Output the full listing below exactly as it reads, and skip anything that is a picture.

### Study material
--- --- ---

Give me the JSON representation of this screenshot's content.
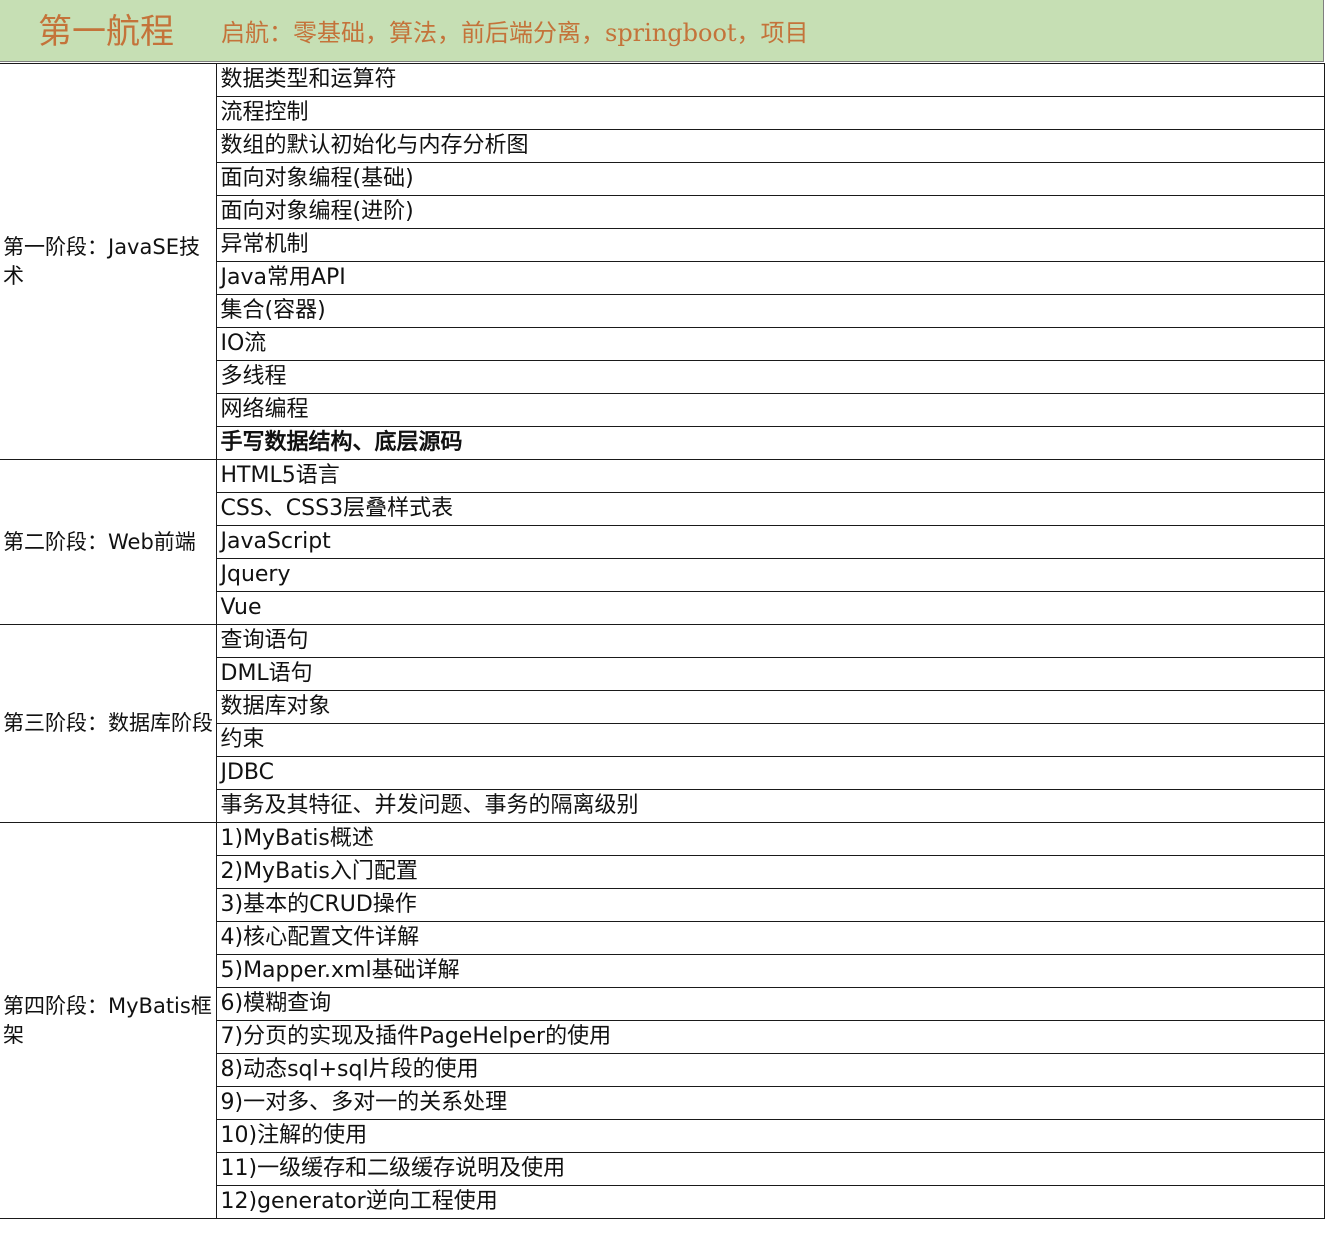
{
  "header": {
    "title": "第一航程",
    "subtitle": "启航：零基础，算法，前后端分离，springboot，项目"
  },
  "stages": [
    {
      "label": "第一阶段：JavaSE技术",
      "topics": [
        "数据类型和运算符",
        "流程控制",
        "数组的默认初始化与内存分析图",
        "面向对象编程(基础)",
        "面向对象编程(进阶)",
        "异常机制",
        "Java常用API",
        "集合(容器)",
        "IO流",
        "多线程",
        "网络编程",
        "手写数据结构、底层源码"
      ]
    },
    {
      "label": "第二阶段：Web前端",
      "topics": [
        "HTML5语言",
        "CSS、CSS3层叠样式表",
        "JavaScript",
        "Jquery",
        "Vue"
      ]
    },
    {
      "label": "第三阶段：数据库阶段",
      "topics": [
        "查询语句",
        "DML语句",
        "数据库对象",
        "约束",
        "JDBC",
        "事务及其特征、并发问题、事务的隔离级别"
      ]
    },
    {
      "label": "第四阶段：MyBatis框架",
      "topics": [
        "1)MyBatis概述",
        "2)MyBatis入门配置",
        "3)基本的CRUD操作",
        "4)核心配置文件详解",
        "5)Mapper.xml基础详解",
        "6)模糊查询",
        "7)分页的实现及插件PageHelper的使用",
        "8)动态sql+sql片段的使用",
        "9)一对多、多对一的关系处理",
        "10)注解的使用",
        "11)一级缓存和二级缓存说明及使用",
        "12)generator逆向工程使用"
      ]
    }
  ],
  "colors": {
    "header_bg": "#c6dfb4",
    "header_text": "#c4733a",
    "highlight_red": "#ff0000"
  }
}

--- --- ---

### Answer to this exercise
Give me the JSON representation of this screenshot's content.
{
  "header": {
    "title": "第一航程",
    "subtitle": "启航：零基础，算法，前后端分离，springboot，项目"
  },
  "stages": [
    {
      "label": "第一阶段：JavaSE技术",
      "topics": [
        "数据类型和运算符",
        "流程控制",
        "数组的默认初始化与内存分析图",
        "面向对象编程(基础)",
        "面向对象编程(进阶)",
        "异常机制",
        "Java常用API",
        "集合(容器)",
        "IO流",
        "多线程",
        "网络编程",
        "手写数据结构、底层源码"
      ]
    },
    {
      "label": "第二阶段：Web前端",
      "topics": [
        "HTML5语言",
        "CSS、CSS3层叠样式表",
        "JavaScript",
        "Jquery",
        "Vue"
      ]
    },
    {
      "label": "第三阶段：数据库阶段",
      "topics": [
        "查询语句",
        "DML语句",
        "数据库对象",
        "约束",
        "JDBC",
        "事务及其特征、并发问题、事务的隔离级别"
      ]
    },
    {
      "label": "第四阶段：MyBatis框架",
      "topics": [
        "1)MyBatis概述",
        "2)MyBatis入门配置",
        "3)基本的CRUD操作",
        "4)核心配置文件详解",
        "5)Mapper.xml基础详解",
        "6)模糊查询",
        "7)分页的实现及插件PageHelper的使用",
        "8)动态sql+sql片段的使用",
        "9)一对多、多对一的关系处理",
        "10)注解的使用",
        "11)一级缓存和二级缓存说明及使用",
        "12)generator逆向工程使用"
      ]
    }
  ],
  "colors": {
    "header_bg": "#c6dfb4",
    "header_text": "#c4733a",
    "highlight_red": "#ff0000"
  }
}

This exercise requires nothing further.